The Coast International sits right next to Lake Hood - a lake where hundreds of float planes are moored at the edge of the water and take off and land constantly. Also plenty of birds to see there like Red-necked Grebes, Pintail Mama with chicks, Magpies, White-crowned Sparrows, Juncos, Bonaparte's Gulls and more. Savannah Sparrows were gathering nesting material and another surprise was a Spotted Sandpiper sitting on a fence post, then attempting to balance on the fence. It probably had a nest in a nearby ditch.

Lake Hood seen from the air.
Plane landing on Lake Hood

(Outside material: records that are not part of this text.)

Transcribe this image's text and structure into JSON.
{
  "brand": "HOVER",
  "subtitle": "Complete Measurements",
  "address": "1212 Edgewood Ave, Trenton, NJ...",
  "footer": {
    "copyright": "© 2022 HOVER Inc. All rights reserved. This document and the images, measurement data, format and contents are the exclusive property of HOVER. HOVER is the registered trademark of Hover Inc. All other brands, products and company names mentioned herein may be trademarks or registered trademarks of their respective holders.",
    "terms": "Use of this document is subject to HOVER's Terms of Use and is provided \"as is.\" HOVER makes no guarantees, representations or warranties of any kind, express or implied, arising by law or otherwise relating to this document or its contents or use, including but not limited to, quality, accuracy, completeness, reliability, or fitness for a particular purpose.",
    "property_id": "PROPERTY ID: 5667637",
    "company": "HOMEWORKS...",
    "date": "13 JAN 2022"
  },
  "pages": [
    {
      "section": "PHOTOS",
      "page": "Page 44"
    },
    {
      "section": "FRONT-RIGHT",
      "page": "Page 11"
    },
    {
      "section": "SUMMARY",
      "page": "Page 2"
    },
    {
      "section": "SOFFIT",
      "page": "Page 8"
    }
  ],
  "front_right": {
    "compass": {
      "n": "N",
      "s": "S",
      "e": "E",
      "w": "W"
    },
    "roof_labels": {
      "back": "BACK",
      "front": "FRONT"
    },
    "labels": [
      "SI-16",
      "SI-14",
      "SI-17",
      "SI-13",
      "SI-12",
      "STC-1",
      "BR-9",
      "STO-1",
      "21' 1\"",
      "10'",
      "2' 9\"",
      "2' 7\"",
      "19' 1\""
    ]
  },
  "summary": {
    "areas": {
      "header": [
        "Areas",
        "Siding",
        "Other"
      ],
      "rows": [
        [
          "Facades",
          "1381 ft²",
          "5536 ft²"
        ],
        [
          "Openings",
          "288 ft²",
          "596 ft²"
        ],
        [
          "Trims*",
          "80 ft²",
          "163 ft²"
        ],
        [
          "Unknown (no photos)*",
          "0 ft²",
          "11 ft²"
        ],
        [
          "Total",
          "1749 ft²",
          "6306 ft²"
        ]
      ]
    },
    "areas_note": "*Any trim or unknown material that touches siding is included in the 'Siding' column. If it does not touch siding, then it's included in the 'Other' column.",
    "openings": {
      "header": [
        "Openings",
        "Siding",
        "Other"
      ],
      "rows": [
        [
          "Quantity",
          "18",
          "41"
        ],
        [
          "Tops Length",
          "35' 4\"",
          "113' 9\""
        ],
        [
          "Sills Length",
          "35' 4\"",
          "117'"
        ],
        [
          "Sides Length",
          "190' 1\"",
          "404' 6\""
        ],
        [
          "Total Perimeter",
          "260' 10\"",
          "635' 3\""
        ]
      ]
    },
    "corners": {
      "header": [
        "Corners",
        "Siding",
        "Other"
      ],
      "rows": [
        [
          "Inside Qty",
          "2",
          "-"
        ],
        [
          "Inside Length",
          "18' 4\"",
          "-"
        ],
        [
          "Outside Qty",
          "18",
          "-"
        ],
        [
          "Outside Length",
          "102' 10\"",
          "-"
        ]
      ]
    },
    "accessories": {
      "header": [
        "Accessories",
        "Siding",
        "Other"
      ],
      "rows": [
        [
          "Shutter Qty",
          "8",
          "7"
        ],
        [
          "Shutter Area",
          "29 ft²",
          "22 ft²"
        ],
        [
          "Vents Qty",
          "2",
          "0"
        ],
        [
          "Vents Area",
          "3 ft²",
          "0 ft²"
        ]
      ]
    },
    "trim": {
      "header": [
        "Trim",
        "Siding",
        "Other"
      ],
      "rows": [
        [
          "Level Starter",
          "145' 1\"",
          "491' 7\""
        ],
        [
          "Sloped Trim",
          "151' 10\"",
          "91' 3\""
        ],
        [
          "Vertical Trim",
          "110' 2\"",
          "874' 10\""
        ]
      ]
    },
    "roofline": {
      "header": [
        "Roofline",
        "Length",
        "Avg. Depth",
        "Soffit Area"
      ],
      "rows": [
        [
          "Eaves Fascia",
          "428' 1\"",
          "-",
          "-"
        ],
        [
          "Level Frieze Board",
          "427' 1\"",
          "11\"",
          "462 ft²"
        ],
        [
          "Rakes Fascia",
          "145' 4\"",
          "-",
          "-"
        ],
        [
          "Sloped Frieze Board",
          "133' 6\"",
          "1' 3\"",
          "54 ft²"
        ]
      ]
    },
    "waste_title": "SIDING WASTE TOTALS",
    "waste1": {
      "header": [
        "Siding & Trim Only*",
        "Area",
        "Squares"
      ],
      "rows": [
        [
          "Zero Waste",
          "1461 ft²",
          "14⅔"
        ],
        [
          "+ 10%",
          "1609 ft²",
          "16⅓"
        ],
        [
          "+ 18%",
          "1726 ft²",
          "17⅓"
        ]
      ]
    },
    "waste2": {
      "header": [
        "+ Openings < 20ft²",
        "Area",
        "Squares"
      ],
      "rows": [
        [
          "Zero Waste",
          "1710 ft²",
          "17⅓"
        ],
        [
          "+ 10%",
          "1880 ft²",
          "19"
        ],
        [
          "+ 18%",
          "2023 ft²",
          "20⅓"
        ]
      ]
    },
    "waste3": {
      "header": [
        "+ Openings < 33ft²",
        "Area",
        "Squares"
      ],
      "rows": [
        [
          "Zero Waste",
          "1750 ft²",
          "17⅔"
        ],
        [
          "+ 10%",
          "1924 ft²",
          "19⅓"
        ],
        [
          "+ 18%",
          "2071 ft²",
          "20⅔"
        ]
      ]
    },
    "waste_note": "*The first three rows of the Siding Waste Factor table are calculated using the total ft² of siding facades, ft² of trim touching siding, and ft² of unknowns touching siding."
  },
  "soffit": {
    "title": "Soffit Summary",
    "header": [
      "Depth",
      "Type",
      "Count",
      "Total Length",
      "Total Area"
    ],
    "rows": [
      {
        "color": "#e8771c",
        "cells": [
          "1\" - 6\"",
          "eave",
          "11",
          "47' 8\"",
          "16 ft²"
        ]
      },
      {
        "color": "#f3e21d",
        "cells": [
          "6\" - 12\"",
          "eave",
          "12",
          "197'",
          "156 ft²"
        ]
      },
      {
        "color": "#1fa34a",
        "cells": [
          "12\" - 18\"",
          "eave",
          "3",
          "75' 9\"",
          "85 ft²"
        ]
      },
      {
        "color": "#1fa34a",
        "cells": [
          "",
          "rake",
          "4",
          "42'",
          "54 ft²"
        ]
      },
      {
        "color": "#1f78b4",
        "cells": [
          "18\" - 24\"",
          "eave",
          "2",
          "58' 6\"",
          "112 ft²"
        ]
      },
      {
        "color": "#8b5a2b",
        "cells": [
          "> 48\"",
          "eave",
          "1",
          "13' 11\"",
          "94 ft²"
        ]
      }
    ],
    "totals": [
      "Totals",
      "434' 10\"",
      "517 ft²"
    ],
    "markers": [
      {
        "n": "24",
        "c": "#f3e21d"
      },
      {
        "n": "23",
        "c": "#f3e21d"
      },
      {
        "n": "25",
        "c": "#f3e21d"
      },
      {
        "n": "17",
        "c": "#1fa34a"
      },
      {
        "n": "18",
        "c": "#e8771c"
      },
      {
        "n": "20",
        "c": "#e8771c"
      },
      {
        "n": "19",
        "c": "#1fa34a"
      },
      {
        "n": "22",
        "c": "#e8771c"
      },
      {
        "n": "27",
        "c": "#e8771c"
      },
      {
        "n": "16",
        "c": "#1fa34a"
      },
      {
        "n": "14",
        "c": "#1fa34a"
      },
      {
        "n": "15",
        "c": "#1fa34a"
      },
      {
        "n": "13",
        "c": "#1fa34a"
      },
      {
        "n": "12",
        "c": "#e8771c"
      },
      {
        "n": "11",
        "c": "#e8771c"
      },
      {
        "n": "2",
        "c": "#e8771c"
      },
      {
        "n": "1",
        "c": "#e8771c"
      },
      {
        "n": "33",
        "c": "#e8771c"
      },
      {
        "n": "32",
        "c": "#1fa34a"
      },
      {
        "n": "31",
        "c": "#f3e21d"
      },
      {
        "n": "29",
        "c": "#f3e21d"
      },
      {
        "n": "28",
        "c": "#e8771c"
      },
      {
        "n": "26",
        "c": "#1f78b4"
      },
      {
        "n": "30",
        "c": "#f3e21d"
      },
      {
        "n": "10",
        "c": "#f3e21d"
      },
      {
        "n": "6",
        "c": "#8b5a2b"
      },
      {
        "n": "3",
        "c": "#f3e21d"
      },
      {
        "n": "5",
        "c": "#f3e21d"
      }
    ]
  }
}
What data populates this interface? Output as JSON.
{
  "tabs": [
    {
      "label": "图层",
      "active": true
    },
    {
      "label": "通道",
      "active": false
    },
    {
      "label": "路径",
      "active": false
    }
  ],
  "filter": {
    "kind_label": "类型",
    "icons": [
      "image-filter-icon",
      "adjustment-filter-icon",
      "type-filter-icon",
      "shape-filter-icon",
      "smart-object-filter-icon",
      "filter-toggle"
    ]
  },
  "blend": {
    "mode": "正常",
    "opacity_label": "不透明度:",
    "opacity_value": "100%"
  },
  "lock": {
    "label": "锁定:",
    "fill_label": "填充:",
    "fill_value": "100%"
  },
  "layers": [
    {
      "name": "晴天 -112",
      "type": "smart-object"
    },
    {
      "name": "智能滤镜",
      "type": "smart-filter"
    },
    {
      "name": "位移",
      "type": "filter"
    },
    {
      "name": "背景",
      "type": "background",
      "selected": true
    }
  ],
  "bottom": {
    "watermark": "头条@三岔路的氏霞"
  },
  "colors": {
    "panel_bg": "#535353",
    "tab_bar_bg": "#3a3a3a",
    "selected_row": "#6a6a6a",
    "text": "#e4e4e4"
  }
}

Dark-eyed Junco

Black-billed Magpie
Pintail Mother and Chicks

Red-necked Grebes

Savannah Sparrow on the Fence

Spotted Sandpiper

White-crowned Sparrow - Taiga West Race

Alaska 2012 - Hooray

Poor neglected blog...Having too much fun living my life to write about it. Will try to do better.
My Alaska adventure started on June 19th with a long day of flying - Savannah to Charlotte to Phoenix to Anchorage - arriving at 1:45 in the morning. No sooner than I turned on my phone but it rang and my friend and roommate for the trip Lainie Epstein was calling to say that she had just arrived and was at baggage claim. We met up and called the 24 hour shuttle to take us to the fabulous Coast International Hotel. It is 5 minutes from the airport with the friendliest staff. It was our home away from home as we stayed there on 4 different nights and stored luggage there when we took off for Nome, Barrow, and the Pribilofs.

Lainie Epstein - friend and roomie for the trip.
Stacy at the Coast International was the best!

Sunday, February 12, 2012

Nashville Warbler in Savannah

My friend who lives on Talahi Island called me a few days ago to report a warbler visiting her oriole feeder. It had no wingbars, was greenish with yellow breast. I thought it would be an Orange-crowned Warbler but when I stopped by her house this morning I found a this very handsome male Nashville Warbler. I rarely see this species on the coast so it was a thrill. Hope it sticks around for the Great Backyard Bird Count this weekend.